“What? A trigger? It’s a bunker. Like I’d leave a loophole for someone to figure out how to get in here.” Rodney scoffed. “Are you nuts?”
“Am I nuts?” Sheppard’s eyes went wide, giving Rodney an incredulous look. “Am I—You’re crazy! You really are crazy. You know that?” John yelled, taking slow, measured steps toward Rodney. “What the hell are you doing with a bunker under your house? One you can’t get out of! You’re insane. I heard the rumors, but I never thought they were true.” Sheppard grabbed his hair, pulling and grunting in frustration.
“Stop it!” J.J. shouted. “Stop fighting! I’m sorry!” He ran further into the bunker, throwing himself on the oversized flop chair Rodney had in the living area.
The bunker was silent for a few breaths; both Sheppard and Rodney avoided each other’s eyes unsure of what to say. Then with a huff, Sheppard followed his son.
“It’s okay, buddy. This is not your fault. We’re not mad. We’re just trying to figure out what happened.” Sheppard pulled J.J. into his arms once again, and met Rodney’s eyes over the top of J.J.’s head.
Rodney didn’t know how to handle this; he wasn’t exactly used to kids and he definitely didn’t know how to comfort them, especially when Rodney was shaken as well. How was he supposed to tell Sheppard there was no way out, at least not for ten days, which is what he coded the release for on the last upload? Rodney’s plan for a test run next month just got bumped. It was supposed to be a dry run once everything was fully operational, but he was still weeks away. He had put the test on hold when the Sheppards waltzed into his life. He hadn’t felt compelled to test it, to lock himself away from them, at least he hadn’t until they abandoned him last week.
Rodney saw the panic in Sheppard’s face, but he didn’t know how to handle that, either. Sheppard probably thought they were going to die down here, lost to the world without anyone knowing what happened to them.

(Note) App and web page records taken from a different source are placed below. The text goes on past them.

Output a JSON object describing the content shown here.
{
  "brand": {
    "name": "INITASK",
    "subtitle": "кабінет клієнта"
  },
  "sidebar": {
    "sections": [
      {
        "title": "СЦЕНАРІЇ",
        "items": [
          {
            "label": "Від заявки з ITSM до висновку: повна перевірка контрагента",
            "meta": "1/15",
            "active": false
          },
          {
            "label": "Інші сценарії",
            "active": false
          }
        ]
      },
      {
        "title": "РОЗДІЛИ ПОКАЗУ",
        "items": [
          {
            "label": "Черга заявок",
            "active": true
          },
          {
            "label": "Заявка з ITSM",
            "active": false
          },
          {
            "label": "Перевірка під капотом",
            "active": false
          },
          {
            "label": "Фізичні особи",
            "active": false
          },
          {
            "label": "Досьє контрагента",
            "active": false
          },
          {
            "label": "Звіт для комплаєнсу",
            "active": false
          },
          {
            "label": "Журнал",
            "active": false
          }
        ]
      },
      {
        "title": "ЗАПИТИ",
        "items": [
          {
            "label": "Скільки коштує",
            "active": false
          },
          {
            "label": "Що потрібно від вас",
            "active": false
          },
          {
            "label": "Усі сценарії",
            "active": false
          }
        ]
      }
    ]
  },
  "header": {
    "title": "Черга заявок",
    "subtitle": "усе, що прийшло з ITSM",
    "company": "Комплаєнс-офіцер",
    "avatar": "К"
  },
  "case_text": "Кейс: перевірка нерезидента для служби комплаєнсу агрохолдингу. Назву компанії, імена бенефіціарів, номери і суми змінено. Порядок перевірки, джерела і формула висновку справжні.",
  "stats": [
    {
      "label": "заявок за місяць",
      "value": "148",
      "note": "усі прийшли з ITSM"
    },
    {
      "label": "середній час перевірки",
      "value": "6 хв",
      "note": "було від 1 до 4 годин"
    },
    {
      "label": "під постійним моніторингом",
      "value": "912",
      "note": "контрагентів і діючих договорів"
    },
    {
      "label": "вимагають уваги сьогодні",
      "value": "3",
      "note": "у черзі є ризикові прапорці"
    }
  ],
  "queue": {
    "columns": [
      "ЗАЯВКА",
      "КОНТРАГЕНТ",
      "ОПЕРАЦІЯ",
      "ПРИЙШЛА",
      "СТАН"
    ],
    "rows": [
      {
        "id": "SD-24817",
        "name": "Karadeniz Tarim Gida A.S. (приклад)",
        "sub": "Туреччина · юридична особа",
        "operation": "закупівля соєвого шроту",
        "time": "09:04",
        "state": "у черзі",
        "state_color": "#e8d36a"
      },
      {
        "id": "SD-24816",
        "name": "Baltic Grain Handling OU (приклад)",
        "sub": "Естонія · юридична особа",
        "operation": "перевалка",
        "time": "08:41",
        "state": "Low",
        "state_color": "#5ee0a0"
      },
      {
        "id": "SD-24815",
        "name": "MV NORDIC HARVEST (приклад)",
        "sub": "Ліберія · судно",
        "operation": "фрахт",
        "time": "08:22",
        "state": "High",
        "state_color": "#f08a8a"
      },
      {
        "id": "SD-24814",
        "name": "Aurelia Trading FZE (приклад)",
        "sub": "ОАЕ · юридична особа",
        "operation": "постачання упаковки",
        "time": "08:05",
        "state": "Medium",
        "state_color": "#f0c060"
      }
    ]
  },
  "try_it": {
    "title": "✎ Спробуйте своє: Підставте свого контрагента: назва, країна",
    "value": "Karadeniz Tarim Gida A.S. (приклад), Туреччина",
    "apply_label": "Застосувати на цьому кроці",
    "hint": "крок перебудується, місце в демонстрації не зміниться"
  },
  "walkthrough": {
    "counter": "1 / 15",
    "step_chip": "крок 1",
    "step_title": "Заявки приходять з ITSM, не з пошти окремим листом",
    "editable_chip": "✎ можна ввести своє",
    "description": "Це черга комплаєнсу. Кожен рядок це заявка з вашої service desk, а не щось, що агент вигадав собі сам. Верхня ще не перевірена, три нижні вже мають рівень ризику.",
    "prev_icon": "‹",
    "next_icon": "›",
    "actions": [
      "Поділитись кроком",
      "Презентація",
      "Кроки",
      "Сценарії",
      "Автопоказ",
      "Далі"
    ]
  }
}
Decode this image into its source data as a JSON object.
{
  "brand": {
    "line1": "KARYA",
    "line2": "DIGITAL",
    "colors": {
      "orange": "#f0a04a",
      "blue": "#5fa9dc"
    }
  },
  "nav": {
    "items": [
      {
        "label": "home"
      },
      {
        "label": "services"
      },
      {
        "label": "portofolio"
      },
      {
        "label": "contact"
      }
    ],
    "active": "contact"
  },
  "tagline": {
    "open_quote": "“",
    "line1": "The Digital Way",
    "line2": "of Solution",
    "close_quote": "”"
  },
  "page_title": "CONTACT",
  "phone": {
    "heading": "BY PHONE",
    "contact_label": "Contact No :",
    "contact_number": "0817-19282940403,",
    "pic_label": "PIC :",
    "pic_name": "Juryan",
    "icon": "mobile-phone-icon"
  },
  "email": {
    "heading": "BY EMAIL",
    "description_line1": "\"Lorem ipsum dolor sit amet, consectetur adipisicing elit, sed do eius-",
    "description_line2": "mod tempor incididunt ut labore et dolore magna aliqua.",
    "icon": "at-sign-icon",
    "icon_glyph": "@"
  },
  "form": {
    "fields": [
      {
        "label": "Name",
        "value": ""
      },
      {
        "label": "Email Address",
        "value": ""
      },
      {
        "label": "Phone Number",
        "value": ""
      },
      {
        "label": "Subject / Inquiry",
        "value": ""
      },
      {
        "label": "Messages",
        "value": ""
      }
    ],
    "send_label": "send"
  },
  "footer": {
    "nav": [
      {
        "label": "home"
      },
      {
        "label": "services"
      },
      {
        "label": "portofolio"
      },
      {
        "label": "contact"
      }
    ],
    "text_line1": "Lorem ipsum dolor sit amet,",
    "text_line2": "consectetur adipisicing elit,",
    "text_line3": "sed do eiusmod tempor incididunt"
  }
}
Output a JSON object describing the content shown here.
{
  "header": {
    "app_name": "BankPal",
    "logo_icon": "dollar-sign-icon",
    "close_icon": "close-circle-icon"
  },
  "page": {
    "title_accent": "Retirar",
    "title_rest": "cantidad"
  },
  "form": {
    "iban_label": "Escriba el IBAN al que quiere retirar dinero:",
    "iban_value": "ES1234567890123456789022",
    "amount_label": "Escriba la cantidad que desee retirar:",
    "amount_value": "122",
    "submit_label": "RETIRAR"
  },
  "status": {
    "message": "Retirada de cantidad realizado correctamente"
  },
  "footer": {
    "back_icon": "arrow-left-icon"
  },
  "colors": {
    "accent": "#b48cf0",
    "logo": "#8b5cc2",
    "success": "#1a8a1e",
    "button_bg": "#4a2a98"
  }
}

Rodney could at least placate that fear.
“It’s a fallout shelter,” Rodney explained, leaving the word ‘nuclear’ out of the description. “There’s everything we need down here to survive up to two or three years.” It was supposed to be five years, but with two extra people he re-calculated the odds. “There’s food, water, a toilet, and we have power. And since this isn’t exactly an emergency, the satellites and phone line still work even though you don’t have cell service. We just can’t leave for the next ten days.”
“I was planning a test run, a simulation. I put the door on a timer for ten days.” Rodney wrung his hands, bracing for Sheppard’s sharp tongue. He was about to lash out at Rodney when J.J. hiccupped from crying too hard. Sheppard broke his death glare at Rodney, kissing the top of J.J.’s head.
“Looks like you’ll be missing the first few days of school.”
“He’ll be better off,” Rodney mumbled, earning another glare from Sheppard.
“I suppose it’ll be like uncle Chester's cabin,” Sheppard said to J.J., rubbing his back, “just without the fishing.”
“Or the bugs,” J.J. said.
“Without the bugs,” John agreed, chuckling as he stood to set J.J. on his feet. “How about you have a look around, but stay where I can see you while I talk to Dr. McKay?”
J.J. nodded, glancing from Rodney and John. “Don’t fight.”
“We’re just going to talk. Promise.” Sheppard ruffled the hair on J.J.’s head, pushing him toward the kitchen area.
As Sheppard’s murderous gaze landed on Rodney, he gulped, wishing he could join J.J. in the other part of the bunker.
Wishing a Happy Thanksgiving to my Canadian friends! Hope you had a good one.